The Guidance confirms that not all research can be covered by the condition, and to rely on it you would have to demonstrate that the research is either scientific or historical in nature, and in the public interest. The Guidance does not rule out that commercial activities may be able to rely on this basis, stating that commercial scientific research may be covered if it can be demonstrated that it uses rigorous scientific methods which advances a general public interest.
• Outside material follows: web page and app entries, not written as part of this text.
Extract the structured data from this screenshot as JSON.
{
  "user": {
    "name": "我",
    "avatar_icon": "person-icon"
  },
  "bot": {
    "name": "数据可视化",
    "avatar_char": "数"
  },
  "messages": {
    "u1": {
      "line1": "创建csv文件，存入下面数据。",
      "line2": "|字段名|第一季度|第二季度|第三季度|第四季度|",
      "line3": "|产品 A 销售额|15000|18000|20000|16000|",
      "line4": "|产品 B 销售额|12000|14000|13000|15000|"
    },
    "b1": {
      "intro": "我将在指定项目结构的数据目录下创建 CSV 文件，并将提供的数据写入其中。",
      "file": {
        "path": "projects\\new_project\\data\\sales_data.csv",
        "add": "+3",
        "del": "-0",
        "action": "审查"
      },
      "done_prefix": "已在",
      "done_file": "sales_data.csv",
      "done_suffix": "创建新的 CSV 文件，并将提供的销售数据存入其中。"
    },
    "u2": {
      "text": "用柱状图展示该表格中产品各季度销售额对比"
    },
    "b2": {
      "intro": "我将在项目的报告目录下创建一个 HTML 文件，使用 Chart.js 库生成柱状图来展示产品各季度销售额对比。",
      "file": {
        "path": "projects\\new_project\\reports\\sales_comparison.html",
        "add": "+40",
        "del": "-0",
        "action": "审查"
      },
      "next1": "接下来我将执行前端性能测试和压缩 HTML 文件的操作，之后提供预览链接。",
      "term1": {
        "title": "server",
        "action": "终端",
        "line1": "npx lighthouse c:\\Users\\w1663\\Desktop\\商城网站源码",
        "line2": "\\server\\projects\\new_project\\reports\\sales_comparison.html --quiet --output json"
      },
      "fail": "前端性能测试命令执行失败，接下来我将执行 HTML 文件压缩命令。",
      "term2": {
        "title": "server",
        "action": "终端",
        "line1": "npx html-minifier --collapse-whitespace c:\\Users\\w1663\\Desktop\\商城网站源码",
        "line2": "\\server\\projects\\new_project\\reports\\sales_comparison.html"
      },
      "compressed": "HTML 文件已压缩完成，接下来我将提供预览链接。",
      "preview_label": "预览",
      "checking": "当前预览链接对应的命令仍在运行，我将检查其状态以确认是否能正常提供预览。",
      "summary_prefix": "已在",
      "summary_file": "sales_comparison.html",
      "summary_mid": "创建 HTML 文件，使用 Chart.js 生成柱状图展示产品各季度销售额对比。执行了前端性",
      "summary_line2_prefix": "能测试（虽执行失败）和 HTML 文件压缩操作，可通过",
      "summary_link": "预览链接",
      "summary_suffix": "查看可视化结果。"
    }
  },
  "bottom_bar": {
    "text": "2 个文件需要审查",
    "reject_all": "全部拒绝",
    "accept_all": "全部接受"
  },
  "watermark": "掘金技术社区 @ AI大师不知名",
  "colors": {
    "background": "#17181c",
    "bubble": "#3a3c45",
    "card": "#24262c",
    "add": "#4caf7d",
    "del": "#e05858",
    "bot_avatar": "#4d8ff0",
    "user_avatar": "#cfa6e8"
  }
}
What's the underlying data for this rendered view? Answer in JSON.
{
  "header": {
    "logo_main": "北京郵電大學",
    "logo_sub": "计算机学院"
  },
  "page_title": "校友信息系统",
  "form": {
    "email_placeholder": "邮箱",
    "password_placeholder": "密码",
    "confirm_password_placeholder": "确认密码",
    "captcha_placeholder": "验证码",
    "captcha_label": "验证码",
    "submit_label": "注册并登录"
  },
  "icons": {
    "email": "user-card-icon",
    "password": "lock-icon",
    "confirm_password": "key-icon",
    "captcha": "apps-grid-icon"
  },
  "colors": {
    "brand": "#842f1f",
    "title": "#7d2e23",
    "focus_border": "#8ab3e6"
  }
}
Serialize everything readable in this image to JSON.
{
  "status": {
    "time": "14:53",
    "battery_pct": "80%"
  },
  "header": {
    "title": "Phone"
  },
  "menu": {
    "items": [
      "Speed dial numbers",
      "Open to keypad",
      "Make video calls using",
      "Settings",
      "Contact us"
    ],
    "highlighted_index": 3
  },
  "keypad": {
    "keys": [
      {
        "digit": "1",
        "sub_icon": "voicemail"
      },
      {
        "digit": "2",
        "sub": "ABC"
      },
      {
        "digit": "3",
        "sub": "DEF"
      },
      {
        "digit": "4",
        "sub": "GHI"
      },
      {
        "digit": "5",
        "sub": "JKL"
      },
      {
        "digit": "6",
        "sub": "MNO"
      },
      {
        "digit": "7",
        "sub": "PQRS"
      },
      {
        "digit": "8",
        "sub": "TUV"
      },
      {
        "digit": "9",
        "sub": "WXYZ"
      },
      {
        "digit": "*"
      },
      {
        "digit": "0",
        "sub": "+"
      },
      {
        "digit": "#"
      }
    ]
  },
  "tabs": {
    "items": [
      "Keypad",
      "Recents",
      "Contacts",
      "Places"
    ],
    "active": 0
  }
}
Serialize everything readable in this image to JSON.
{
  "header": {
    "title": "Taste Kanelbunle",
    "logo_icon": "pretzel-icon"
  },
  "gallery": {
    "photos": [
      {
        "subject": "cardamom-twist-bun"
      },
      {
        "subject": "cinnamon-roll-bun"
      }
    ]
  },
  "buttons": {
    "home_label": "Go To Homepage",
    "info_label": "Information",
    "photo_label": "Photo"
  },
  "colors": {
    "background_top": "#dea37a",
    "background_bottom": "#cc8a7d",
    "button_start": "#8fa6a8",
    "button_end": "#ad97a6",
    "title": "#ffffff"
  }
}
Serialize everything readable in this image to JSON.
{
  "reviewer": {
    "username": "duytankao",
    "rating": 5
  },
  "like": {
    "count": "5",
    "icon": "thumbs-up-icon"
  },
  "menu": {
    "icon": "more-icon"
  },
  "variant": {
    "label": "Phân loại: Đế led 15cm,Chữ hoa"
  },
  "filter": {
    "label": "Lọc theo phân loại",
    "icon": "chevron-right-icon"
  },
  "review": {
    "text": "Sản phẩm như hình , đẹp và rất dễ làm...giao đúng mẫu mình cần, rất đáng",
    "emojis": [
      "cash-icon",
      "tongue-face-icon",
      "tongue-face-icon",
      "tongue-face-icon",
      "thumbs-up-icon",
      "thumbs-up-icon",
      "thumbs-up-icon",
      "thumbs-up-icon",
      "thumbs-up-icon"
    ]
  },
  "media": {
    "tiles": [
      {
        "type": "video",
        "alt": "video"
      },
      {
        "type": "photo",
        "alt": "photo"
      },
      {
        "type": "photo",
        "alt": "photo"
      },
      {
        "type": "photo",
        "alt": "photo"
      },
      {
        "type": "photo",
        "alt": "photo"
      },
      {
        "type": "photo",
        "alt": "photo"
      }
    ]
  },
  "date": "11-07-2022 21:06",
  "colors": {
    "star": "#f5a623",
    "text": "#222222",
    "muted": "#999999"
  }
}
However, it does state that commercial market research is unlikely to be covered (but doesn’t rule it out completely).

What should you be doing as a business?

Get the legal basis correct from the outset

The Guidance seeks to remind organisations that article 9 processing bases are not a replacement for processing bases under article 6, and you must be able to rely on both an article 6 and article 9 legal basis for processing special category data.

It also reminds organisations that the Data Protection Act 2018 (“DPA 2018”) supplements and tailors the GDPR conditions for processing special category data. As such, if you are relying on a GDPR condition which requires authorisation by law or a basis in law, then you must also meet one of the additional conditions in Schedule 1 of the DPA 2018. The Guidance provides a helpful summary of when you will need to comply with a Schedule 1 condition, and clarifies the following:

  • Although most of the conditions depend on you being able to demonstrate that the processing is ‘necessary’ for a specific purpose, that does not mean that it has to be absolutely essential. However, the processing must be a targeted and proportionate way of achieving that purpose.
  • For some of the conditions, you need to justify why you cannot give individuals a choice and get explicit consent for your processing.


Accountability – and being able to evidence compliance – underpins almost every provision in the GDPR. As such, it is important to:

  • Carry out a data protection impact assessment (“DPIA”) if you plan to process special category data (a) on a large scale; (b) to determine access to a product service, opportunity or benefit; or (c) which includes genetic or biometric data (if in combination with any other criteria in European DPIA guidelines). The ICO recommends that if you’re in doubt, carry out a DPIA.
  • Put an ‘appropriate policy document’ in place, which is a short document that outlines your compliance measures and retention policies for special category data. The DPA 2018 states that you must have one in place for almost all of the substantial public interest conditions (and also for the employment, social security and social protection condition), as a specific accountability and documentation measure. The ICO has developed an ‘appropriate policy document template’ which can be found within the Guidance. The document must be retained until six months after the date that the relevant processing stops. Organisations should be prepared to submit this document to the ICO.
  • Ensure that you make it clear that you are processing special category data (and which categories of special category data) in your privacy notices. You do not need to say which condition you are relying on.
  • Ensure your records of processing activities are up to date, and keep a record of which processing basis (or bases) you are relying upon – and, most importantly, why you’re relying on that basis.

Jo Nevin and James Clark, DLA Piper UK LLP